■ HOW TO COMPLETE THIS TASK ■
Filter the lines below, copying only those with the string "under".

■ TASK INPUT ■
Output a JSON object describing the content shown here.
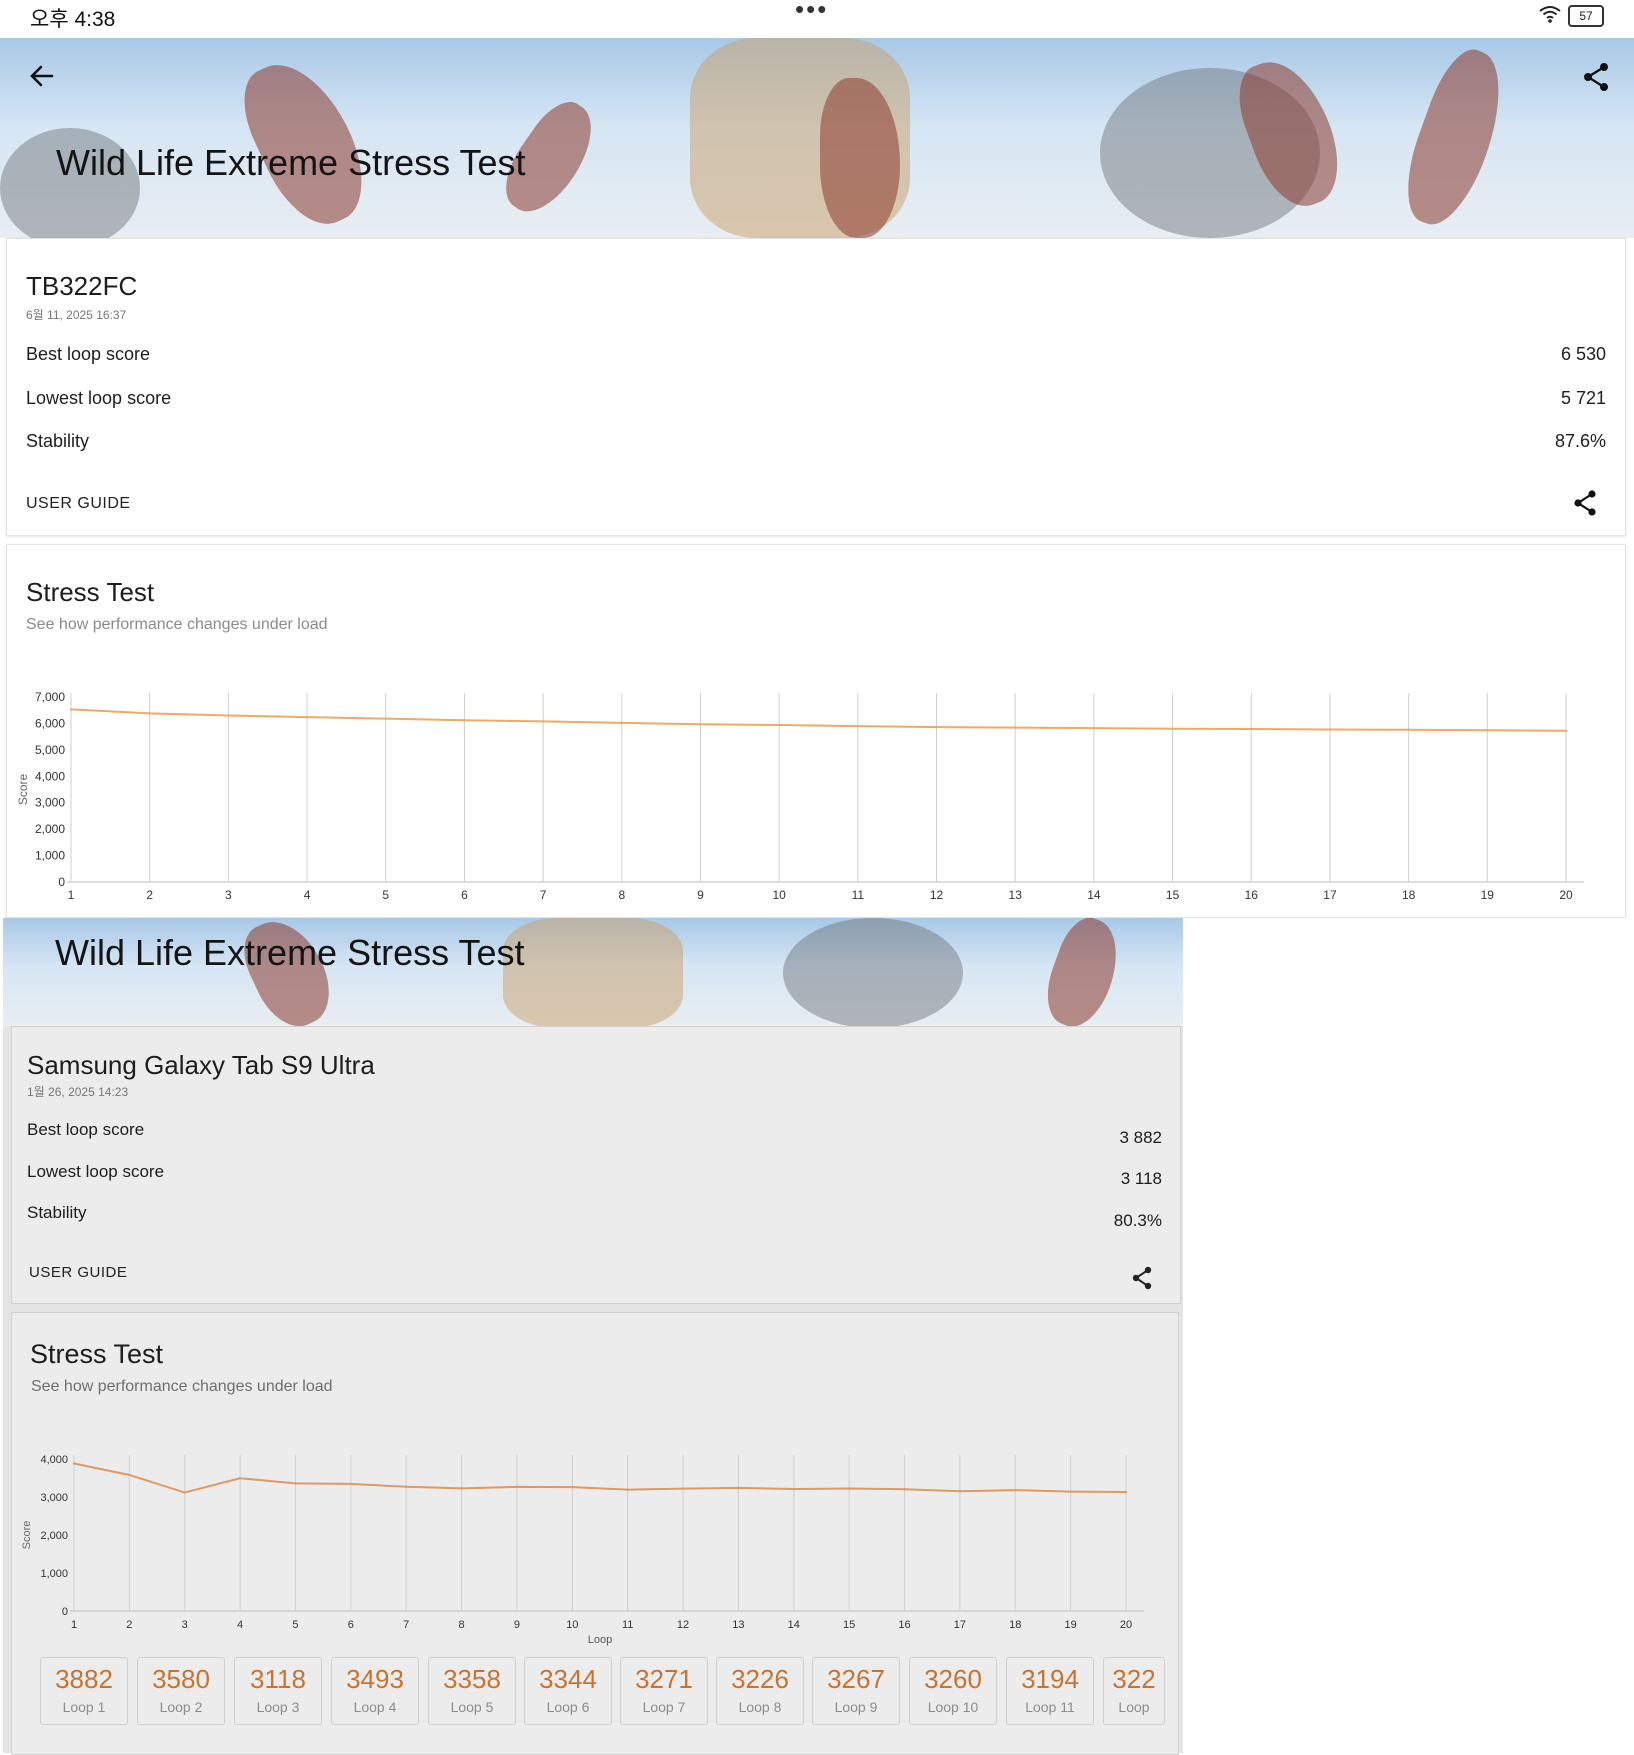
{
  "status_bar": {
    "time": "오후 4:38",
    "more": "•••",
    "battery": "57"
  },
  "top": {
    "banner_title": "Wild Life Extreme Stress Test",
    "device": "TB322FC",
    "date": "6월 11, 2025 16:37",
    "rows": [
      {
        "label": "Best loop score",
        "value": "6 530"
      },
      {
        "label": "Lowest loop score",
        "value": "5 721"
      },
      {
        "label": "Stability",
        "value": "87.6%"
      }
    ],
    "user_guide": "USER GUIDE",
    "section_title": "Stress Test",
    "section_sub": "See how performance changes under load"
  },
  "bottom": {
    "banner_title": "Wild Life Extreme Stress Test",
    "device": "Samsung Galaxy Tab S9 Ultra",
    "date": "1월 26, 2025 14:23",
    "rows": [
      {
        "label": "Best loop score",
        "value": "3 882"
      },
      {
        "label": "Lowest loop score",
        "value": "3 118"
      },
      {
        "label": "Stability",
        "value": "80.3%"
      }
    ],
    "user_guide": "USER GUIDE",
    "section_title": "Stress Test",
    "section_sub": "See how performance changes under load",
    "loop_tiles": [
      {
        "value": "3882",
        "label": "Loop 1"
      },
      {
        "value": "3580",
        "label": "Loop 2"
      },
      {
        "value": "3118",
        "label": "Loop 3"
      },
      {
        "value": "3493",
        "label": "Loop 4"
      },
      {
        "value": "3358",
        "label": "Loop 5"
      },
      {
        "value": "3344",
        "label": "Loop 6"
      },
      {
        "value": "3271",
        "label": "Loop 7"
      },
      {
        "value": "3226",
        "label": "Loop 8"
      },
      {
        "value": "3267",
        "label": "Loop 9"
      },
      {
        "value": "3260",
        "label": "Loop 10"
      },
      {
        "value": "3194",
        "label": "Loop 11"
      },
      {
        "value": "322",
        "label": "Loop"
      }
    ]
  },
  "chart_data": [
    {
      "type": "line",
      "ylabel": "Score",
      "xlabel": "",
      "ylim": [
        0,
        7000
      ],
      "yticks": [
        "0",
        "1,000",
        "2,000",
        "3,000",
        "4,000",
        "5,000",
        "6,000",
        "7,000"
      ],
      "x": [
        1,
        2,
        3,
        4,
        5,
        6,
        7,
        8,
        9,
        10,
        11,
        12,
        13,
        14,
        15,
        16,
        17,
        18,
        19,
        20
      ],
      "series": [
        {
          "values": [
            6530,
            6380,
            6300,
            6240,
            6180,
            6120,
            6080,
            6020,
            5970,
            5940,
            5900,
            5860,
            5840,
            5820,
            5800,
            5790,
            5770,
            5760,
            5740,
            5721
          ]
        }
      ],
      "grid": "vertical",
      "line_color": "#f0a868"
    },
    {
      "type": "line",
      "ylabel": "Score",
      "xlabel": "Loop",
      "ylim": [
        0,
        4000
      ],
      "yticks": [
        "0",
        "1,000",
        "2,000",
        "3,000",
        "4,000"
      ],
      "x": [
        1,
        2,
        3,
        4,
        5,
        6,
        7,
        8,
        9,
        10,
        11,
        12,
        13,
        14,
        15,
        16,
        17,
        18,
        19,
        20
      ],
      "series": [
        {
          "values": [
            3882,
            3580,
            3118,
            3493,
            3358,
            3344,
            3271,
            3226,
            3267,
            3260,
            3194,
            3220,
            3240,
            3210,
            3225,
            3205,
            3150,
            3180,
            3140,
            3130
          ]
        }
      ],
      "grid": "vertical",
      "line_color": "#e09a60"
    }
  ]
}
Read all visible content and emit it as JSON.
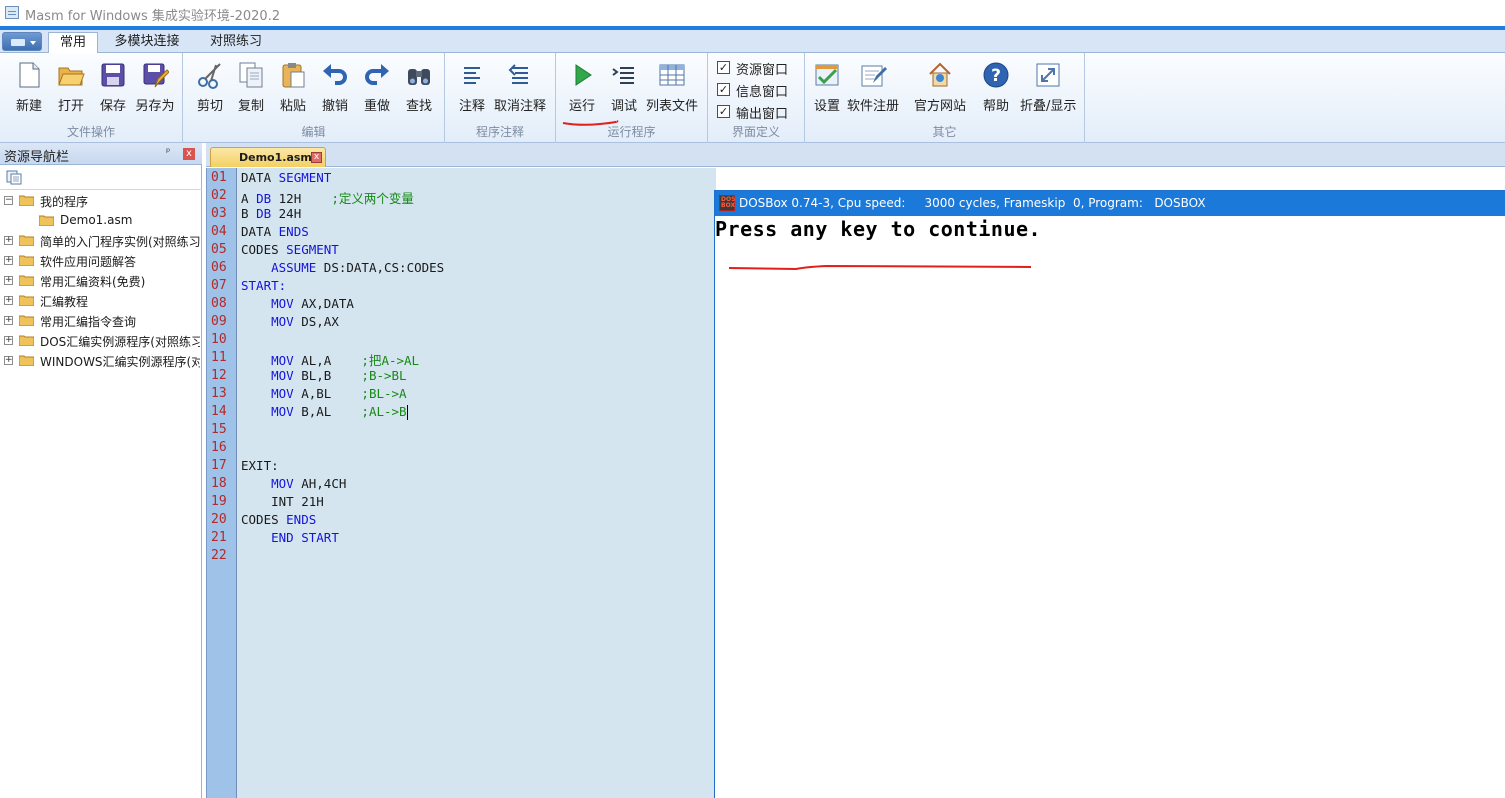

■ RESULT OF THE TASK ■
    "section_sub": "See how performance changes under load"
    "section_sub": "See how performance changes under load",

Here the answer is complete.